He said this wasn't a problem as kids would move away for other reasons but he said he would like to see more players stay in Northland to experience the new structure.

Players will be selected for sub-union groups from nominations from clubs, schools, and coaches. People will be able to make nominations before Christmas and players will be confirmed early next year.

Northland Rugby Mitre 10 cup manager Brad Te Haara said using a nomination process would allow them to unearth hidden talent.

"We haven't got eyes everywhere so we are happy to do some homework on someone we don't know and or give someone a punt who we don't know if they've got some key things we're looking for."

Te Haara said with 3000 juniors playing rugby and the Taniwha performing well, Northland needed something in the middle to keep players in the region.

"Auckland has the best first XV competition in the world so if we have something in that space, that's going help kids want to stay because there's something for rugby in that space."

The programme was piloted last year with about 20 young players, some of which were selected for representative teams. Te Haara said it would take time before they could see the real benefit of the structure.

"We won't see the real fruits until the year after. It'll spread like wildfire that somethings there but the main purpose is not to stop kids going to Auckland and Hamilton, it's about the kids that are here and want to stay."

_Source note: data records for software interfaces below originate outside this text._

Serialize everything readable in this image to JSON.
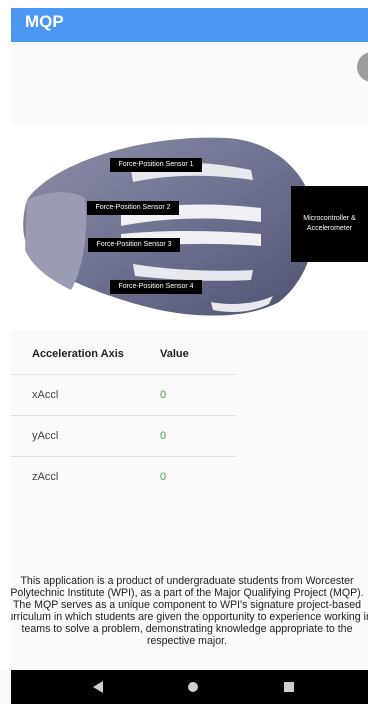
{
  "app_bar": {
    "title": "MQP"
  },
  "diagram": {
    "labels": {
      "sensor1": "Force-Position Sensor 1",
      "sensor2": "Force-Position Sensor 2",
      "sensor3": "Force-Position Sensor 3",
      "sensor4": "Force-Position Sensor 4",
      "microcontroller": "Microcontroller & Accelerometer"
    }
  },
  "table": {
    "headers": [
      "Acceleration Axis",
      "Value"
    ],
    "rows": [
      {
        "axis": "xAccl",
        "value": "0"
      },
      {
        "axis": "yAccl",
        "value": "0"
      },
      {
        "axis": "zAccl",
        "value": "0"
      }
    ]
  },
  "about": {
    "text": "This application is a product of undergraduate students from Worcester Polytechnic Institute (WPI), as a part of the Major Qualifying Project (MQP). The MQP serves as a unique component to WPI's signature project-based curriculum in which students are given the opportunity to experience working in teams to solve a problem, demonstrating knowledge appropriate to the respective major."
  },
  "nav": {
    "icons": [
      "back-icon",
      "home-icon",
      "recents-icon"
    ]
  },
  "colors": {
    "app_bar": "#4c97f2",
    "value_text": "#43a047",
    "nav_bar": "#000000"
  }
}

For more information on how to nominate a player, contact your local club or contact Northland Rugby.